(Excerpts from an interface dataset)
────────
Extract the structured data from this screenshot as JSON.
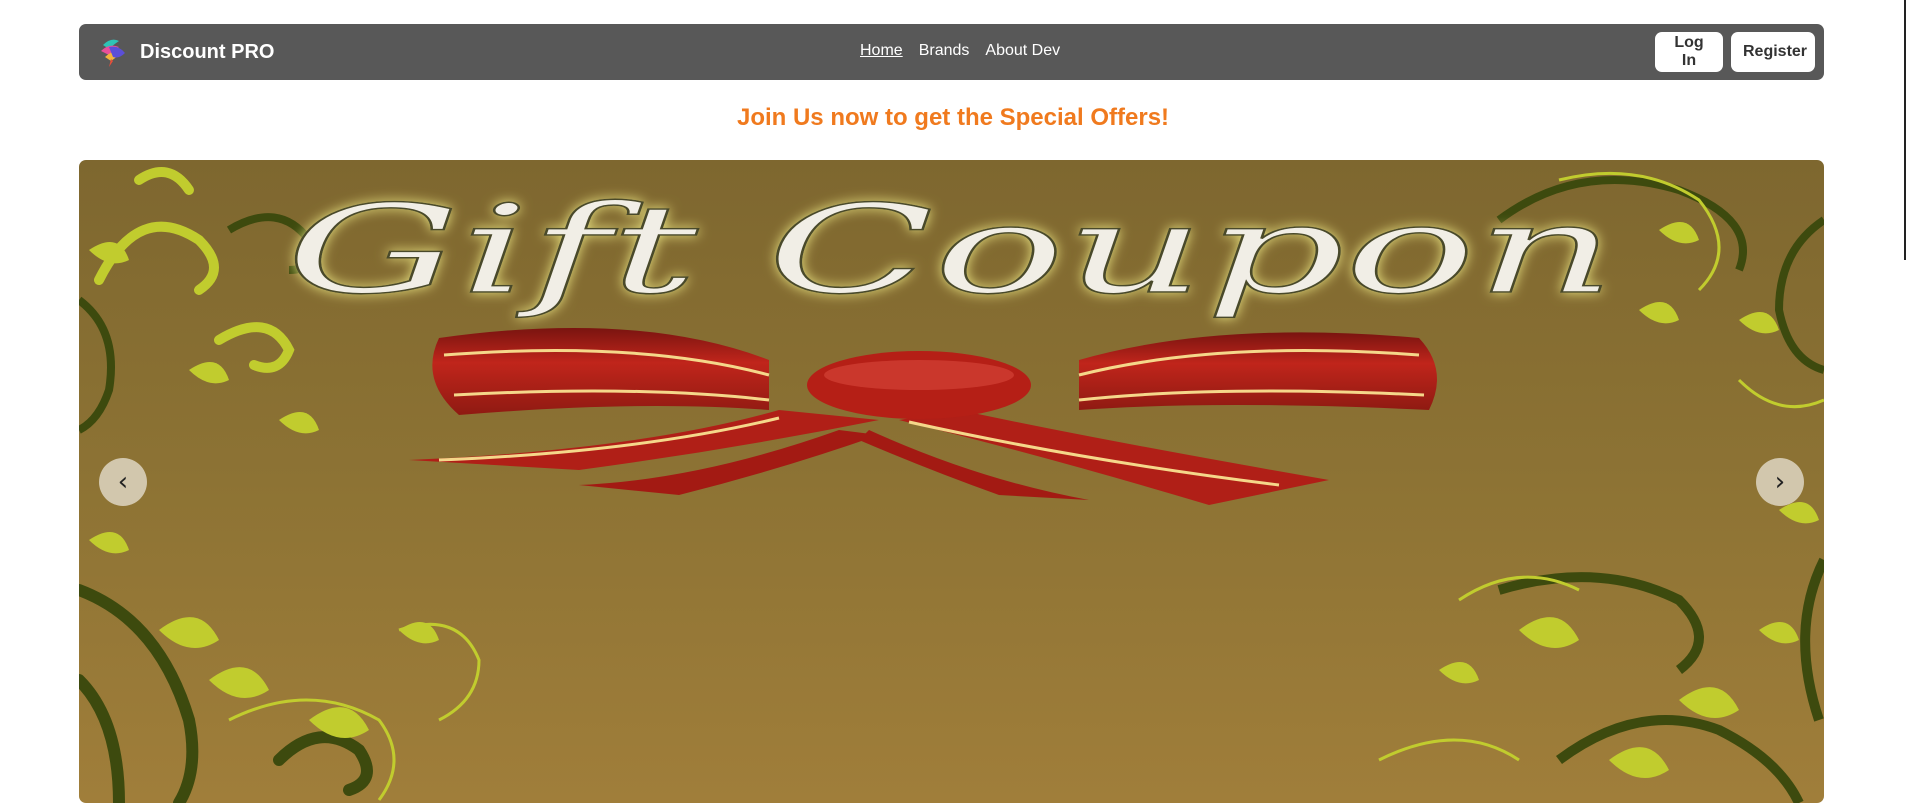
{
  "navbar": {
    "brand_name": "Discount PRO",
    "links": [
      {
        "label": "Home",
        "active": true
      },
      {
        "label": "Brands",
        "active": false
      },
      {
        "label": "About Dev",
        "active": false
      }
    ],
    "login_label": "Log In",
    "register_label": "Register",
    "background_color": "#585858"
  },
  "promo": {
    "text": "Join Us now to get the Special Offers!",
    "color": "#f07a1e"
  },
  "carousel": {
    "slide_title": "Gift Coupon",
    "prev_label": "‹",
    "next_label": "›"
  }
}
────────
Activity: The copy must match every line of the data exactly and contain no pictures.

Solution for this problem:
Extract the structured data from this screenshot as JSON.
{
  "navbar": {
    "brand_name": "Discount PRO",
    "links": [
      {
        "label": "Home",
        "active": true
      },
      {
        "label": "Brands",
        "active": false
      },
      {
        "label": "About Dev",
        "active": false
      }
    ],
    "login_label": "Log In",
    "register_label": "Register",
    "background_color": "#585858"
  },
  "promo": {
    "text": "Join Us now to get the Special Offers!",
    "color": "#f07a1e"
  },
  "carousel": {
    "slide_title": "Gift Coupon",
    "prev_label": "‹",
    "next_label": "›"
  }
}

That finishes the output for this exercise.